Tally the lines in the listing below that contain the string "headers", and state only the total.

Provided records:
* * *
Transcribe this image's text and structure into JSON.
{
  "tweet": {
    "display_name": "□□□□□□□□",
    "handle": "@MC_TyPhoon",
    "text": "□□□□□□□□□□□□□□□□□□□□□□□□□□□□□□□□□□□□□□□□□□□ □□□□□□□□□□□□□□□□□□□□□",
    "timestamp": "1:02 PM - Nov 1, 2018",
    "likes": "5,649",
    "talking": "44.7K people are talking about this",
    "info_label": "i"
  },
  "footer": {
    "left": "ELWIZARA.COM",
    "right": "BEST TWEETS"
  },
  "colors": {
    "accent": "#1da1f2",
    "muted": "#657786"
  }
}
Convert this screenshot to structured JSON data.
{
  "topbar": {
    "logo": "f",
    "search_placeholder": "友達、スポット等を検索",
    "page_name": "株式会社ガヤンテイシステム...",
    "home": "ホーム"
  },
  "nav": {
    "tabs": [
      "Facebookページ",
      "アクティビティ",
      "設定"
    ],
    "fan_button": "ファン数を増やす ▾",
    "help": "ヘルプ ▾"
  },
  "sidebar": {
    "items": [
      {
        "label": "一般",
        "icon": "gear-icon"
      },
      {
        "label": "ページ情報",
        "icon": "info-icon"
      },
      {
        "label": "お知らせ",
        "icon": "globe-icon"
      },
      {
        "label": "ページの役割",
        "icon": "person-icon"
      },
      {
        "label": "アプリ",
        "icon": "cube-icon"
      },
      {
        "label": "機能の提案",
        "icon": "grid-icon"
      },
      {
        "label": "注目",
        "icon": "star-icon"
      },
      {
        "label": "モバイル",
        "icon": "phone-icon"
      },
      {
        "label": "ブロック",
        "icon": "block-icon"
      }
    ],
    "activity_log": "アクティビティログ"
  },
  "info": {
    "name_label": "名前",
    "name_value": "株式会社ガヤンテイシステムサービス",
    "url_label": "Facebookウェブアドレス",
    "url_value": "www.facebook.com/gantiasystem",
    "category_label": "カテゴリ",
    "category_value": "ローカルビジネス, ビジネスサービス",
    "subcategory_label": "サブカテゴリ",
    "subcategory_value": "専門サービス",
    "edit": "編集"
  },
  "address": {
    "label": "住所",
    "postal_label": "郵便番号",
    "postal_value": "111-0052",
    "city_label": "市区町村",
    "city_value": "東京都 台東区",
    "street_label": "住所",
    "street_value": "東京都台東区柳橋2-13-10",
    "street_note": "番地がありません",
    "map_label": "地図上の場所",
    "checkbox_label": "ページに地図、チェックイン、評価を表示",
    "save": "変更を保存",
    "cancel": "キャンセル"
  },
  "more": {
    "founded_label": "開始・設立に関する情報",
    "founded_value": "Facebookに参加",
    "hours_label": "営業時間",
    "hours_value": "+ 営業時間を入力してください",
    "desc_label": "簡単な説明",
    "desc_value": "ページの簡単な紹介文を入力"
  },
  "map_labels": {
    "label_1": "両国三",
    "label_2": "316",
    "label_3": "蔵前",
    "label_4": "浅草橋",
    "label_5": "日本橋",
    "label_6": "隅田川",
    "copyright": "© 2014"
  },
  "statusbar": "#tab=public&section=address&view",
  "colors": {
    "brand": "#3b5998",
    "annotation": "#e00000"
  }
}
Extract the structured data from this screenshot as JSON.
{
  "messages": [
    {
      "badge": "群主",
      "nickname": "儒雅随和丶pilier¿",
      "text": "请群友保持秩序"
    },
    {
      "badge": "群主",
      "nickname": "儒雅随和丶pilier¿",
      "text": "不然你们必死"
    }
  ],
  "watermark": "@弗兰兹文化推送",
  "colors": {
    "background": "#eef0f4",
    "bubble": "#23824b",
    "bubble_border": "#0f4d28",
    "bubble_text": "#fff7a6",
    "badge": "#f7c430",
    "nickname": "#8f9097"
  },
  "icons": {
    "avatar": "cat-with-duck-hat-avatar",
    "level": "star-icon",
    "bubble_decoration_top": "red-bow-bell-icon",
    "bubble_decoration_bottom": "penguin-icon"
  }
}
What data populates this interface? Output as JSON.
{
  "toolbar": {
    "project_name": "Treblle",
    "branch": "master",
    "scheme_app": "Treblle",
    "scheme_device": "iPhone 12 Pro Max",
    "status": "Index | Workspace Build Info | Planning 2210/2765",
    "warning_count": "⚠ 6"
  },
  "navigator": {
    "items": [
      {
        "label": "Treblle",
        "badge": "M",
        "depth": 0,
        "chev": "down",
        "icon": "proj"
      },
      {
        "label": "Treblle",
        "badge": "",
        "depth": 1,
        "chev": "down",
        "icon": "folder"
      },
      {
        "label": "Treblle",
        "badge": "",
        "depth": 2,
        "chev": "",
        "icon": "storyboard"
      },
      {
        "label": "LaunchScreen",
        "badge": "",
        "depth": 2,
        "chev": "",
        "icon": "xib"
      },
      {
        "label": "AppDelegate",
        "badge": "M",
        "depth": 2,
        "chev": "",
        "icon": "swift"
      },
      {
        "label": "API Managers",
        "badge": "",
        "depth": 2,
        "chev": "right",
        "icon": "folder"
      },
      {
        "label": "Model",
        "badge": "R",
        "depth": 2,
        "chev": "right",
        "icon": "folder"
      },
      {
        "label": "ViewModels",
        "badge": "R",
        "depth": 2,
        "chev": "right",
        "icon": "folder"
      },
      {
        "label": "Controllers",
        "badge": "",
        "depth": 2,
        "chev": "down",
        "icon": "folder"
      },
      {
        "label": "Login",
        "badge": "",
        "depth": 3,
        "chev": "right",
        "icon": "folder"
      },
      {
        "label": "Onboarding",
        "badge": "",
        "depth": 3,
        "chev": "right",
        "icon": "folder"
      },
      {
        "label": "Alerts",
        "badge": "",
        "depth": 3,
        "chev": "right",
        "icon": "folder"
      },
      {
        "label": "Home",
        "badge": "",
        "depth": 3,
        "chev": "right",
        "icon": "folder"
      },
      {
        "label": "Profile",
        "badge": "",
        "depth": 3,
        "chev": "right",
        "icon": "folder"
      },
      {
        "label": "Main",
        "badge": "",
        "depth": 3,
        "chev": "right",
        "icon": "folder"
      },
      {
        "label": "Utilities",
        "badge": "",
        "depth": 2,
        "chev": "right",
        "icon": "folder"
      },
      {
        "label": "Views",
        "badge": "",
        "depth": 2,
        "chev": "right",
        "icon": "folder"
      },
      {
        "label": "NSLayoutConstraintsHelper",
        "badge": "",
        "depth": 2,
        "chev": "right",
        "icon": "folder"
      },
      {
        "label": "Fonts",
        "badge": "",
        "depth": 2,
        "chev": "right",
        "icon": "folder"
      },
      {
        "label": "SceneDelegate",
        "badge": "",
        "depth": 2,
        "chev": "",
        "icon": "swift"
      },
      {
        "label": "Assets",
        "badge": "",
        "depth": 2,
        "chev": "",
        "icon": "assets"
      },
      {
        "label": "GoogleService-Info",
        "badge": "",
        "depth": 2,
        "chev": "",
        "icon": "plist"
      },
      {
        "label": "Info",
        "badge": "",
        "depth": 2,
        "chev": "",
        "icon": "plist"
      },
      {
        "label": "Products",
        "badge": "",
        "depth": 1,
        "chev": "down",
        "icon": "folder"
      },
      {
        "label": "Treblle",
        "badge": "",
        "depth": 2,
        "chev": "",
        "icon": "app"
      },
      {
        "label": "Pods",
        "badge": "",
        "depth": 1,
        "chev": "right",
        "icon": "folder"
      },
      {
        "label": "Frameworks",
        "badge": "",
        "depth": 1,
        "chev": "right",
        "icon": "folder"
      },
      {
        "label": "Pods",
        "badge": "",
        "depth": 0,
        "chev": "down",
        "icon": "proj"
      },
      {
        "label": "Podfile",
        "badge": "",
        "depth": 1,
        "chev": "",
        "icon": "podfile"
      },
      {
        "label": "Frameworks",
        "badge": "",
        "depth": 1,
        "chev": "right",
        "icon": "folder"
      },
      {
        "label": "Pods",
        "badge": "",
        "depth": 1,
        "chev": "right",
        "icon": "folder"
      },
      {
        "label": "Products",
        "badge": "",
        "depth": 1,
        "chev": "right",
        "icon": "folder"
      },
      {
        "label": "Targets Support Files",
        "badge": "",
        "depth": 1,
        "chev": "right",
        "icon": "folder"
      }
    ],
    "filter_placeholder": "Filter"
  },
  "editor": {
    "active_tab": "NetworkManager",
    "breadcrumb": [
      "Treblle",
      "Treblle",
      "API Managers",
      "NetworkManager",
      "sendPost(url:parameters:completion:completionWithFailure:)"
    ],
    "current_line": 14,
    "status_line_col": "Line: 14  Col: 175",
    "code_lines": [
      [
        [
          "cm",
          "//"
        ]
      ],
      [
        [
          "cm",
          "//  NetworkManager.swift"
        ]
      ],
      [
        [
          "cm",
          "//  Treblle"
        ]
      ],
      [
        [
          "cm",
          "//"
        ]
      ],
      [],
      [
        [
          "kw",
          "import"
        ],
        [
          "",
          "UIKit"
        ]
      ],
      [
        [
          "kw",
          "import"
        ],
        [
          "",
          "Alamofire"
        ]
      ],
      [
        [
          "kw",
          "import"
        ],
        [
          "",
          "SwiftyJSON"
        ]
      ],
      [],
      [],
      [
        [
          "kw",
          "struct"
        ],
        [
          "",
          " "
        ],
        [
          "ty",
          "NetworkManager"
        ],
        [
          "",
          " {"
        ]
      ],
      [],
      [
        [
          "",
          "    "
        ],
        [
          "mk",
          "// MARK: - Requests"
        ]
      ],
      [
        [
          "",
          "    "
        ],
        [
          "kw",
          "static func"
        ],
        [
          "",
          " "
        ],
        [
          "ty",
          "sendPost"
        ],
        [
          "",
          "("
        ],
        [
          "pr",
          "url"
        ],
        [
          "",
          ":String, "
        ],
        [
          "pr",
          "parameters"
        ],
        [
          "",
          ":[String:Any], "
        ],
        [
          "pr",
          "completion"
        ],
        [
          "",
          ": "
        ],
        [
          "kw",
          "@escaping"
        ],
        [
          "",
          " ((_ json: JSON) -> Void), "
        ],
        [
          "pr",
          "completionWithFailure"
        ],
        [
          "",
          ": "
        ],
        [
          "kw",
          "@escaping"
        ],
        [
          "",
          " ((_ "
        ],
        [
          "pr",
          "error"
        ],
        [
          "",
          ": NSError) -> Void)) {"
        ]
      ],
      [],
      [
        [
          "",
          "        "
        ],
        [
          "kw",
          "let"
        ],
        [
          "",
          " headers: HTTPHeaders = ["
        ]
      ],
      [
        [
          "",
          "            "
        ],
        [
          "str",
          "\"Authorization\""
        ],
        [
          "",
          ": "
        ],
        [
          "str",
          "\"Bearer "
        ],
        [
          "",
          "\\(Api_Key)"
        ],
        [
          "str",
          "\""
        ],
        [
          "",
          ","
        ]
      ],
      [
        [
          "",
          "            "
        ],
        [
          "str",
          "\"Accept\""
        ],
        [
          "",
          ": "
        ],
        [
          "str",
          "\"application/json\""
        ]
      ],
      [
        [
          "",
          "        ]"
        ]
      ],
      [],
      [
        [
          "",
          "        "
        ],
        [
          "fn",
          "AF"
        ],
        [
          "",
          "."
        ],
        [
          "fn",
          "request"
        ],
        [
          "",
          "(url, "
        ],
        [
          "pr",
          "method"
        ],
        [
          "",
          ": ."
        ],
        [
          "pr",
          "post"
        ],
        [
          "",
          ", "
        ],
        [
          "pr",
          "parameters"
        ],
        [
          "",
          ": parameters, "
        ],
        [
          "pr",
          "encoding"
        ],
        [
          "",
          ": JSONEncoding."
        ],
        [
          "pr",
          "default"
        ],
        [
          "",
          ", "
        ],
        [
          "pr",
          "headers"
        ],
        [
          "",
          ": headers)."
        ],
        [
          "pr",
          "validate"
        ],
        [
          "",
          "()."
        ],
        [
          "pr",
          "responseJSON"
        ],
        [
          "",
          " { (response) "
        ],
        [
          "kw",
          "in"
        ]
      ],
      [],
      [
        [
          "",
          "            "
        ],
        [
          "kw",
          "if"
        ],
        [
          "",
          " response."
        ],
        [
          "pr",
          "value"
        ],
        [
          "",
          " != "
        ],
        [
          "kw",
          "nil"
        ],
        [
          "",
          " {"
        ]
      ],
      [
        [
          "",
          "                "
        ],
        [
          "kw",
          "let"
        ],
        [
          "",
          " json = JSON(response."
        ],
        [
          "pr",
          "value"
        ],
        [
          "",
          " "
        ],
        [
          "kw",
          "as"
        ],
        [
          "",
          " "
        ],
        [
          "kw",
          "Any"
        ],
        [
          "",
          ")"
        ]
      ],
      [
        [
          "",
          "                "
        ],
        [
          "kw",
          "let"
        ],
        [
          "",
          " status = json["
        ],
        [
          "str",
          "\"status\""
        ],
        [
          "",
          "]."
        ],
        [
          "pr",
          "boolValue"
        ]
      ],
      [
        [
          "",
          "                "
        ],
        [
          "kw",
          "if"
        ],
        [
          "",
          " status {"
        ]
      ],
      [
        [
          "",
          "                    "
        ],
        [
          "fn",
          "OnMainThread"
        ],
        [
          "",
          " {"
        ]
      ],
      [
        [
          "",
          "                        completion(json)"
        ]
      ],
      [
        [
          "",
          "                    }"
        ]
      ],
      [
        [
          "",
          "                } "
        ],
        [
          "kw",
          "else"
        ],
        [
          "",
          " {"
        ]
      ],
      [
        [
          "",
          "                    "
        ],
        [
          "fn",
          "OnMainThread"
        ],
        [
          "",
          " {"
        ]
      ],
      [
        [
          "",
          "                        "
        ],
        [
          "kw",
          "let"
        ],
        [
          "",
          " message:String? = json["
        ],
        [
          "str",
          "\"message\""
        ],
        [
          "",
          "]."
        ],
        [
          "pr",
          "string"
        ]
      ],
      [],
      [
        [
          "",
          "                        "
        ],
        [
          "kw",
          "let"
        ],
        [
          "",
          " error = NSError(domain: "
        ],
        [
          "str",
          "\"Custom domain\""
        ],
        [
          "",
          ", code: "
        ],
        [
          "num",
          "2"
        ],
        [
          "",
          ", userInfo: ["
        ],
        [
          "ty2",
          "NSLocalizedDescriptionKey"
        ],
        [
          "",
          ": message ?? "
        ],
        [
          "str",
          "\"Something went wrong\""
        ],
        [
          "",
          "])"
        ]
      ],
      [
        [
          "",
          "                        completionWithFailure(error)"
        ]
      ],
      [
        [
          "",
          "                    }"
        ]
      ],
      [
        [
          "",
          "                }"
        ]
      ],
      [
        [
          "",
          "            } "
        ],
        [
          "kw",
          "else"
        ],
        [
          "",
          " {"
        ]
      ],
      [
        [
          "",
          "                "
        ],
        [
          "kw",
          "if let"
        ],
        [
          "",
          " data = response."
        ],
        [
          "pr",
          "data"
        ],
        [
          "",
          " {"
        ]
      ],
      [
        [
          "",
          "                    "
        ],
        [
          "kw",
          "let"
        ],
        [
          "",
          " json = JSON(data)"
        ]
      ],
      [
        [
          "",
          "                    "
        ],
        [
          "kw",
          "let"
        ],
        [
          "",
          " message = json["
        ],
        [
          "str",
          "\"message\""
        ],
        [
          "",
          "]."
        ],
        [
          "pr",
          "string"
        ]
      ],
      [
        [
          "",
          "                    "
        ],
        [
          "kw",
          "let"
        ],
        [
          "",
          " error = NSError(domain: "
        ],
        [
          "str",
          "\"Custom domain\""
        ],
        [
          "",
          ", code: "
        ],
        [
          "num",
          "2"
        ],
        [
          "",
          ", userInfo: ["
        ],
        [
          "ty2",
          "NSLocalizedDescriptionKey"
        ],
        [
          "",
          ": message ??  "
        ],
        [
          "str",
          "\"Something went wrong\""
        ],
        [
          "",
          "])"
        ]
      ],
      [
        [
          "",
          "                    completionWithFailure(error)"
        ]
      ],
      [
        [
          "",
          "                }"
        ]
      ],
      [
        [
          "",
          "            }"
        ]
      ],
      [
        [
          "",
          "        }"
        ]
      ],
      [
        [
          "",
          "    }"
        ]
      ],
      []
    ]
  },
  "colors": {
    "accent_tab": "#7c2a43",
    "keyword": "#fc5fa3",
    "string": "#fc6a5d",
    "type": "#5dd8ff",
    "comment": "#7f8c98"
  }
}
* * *
Reply to the exercise: 3